GCSE English grade C, or grade 4 in the newly reformed GCSEs in England, IELTS 6.5 with no less than 6.0 in individual components, TOEFL 100 ibt with no less than 23 in individual components.
Factors contributing to a successful application include:
- past academic performance;
- predicted academic performance;
- enthusiasm for, and realistic grasp of, chosen degree programme;
- evidence of interpersonal skills and non-academic interests/achievements.
The basis of our offer made will be a combination of information supplied on the UCAS form, your predicted academic performance and performance at interview (where applicable).
All promising applicants who are resident in the UK/EU and who apply before 15th January will be invited to attend an interview.
At Manchester we aim to provide a unique experience. Studying Computer Science with us will give you the chance to follow your academic curiosity and explore a fascinating subject.
A significant amount of your work will be project-based team work, tackling real problems. You will see how computer science is directly applicable to solving problems, across a broad range of areas.
The emphasis throughout is on independent learning, supported by regular meetings in small groups with personal tutors. You receive practical help and support from experienced staff and postgraduates, with leading experts guiding your learning and stimulating your interest. This approach is supported by conventional lectures and comprehensive on-line learning resources. We also provide excellent facilities, including specialist laboratories to support areas such as engineering and robotics.
Course unit choices
- Agile MethodsAgile Methods focus on processes and techniques for managing software projects under challenging conditions. Agile Methods are important because software often has to be developed under pressures of time and in uncertain settings, where more traditional software development techniques have proved to be too cumbersome.

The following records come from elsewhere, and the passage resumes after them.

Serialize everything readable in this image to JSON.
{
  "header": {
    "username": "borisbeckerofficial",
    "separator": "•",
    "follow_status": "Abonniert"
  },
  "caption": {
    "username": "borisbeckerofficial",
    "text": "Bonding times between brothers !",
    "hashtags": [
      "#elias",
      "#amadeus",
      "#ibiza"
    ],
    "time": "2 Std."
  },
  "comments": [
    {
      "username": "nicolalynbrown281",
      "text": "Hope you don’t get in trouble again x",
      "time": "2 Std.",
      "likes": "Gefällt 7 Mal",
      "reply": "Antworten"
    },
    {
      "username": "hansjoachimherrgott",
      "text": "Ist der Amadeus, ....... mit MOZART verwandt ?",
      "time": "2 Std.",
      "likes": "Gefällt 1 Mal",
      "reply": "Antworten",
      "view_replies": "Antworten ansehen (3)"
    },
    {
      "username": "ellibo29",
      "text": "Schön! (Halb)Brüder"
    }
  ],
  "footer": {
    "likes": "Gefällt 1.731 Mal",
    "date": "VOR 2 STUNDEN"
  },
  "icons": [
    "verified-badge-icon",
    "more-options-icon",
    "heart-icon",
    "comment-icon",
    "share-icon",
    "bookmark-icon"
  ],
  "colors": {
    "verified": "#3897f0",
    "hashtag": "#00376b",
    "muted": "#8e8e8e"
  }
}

- Rigorous DevelopmentRigorous Development is concerned with techniques for specifying and analysing algorithms and systems, with a view to reaching a level of understanding that enables guarantees to be made about their behaviour. Rigorous Development is important as many applications of computer systems are both complex and safety critical, and thus stand to benefit from a systematic investigation of their properties.
- Software EngineeringSoftware Engineering is concerned with all aspects of software production, from the early stages of requirements gathering, through system design and implementation, to maintenance and evolution. Software Engineering is important because software projects may involve large teams of people, diverse or conflicting requirements, tight timescales and limited budgets.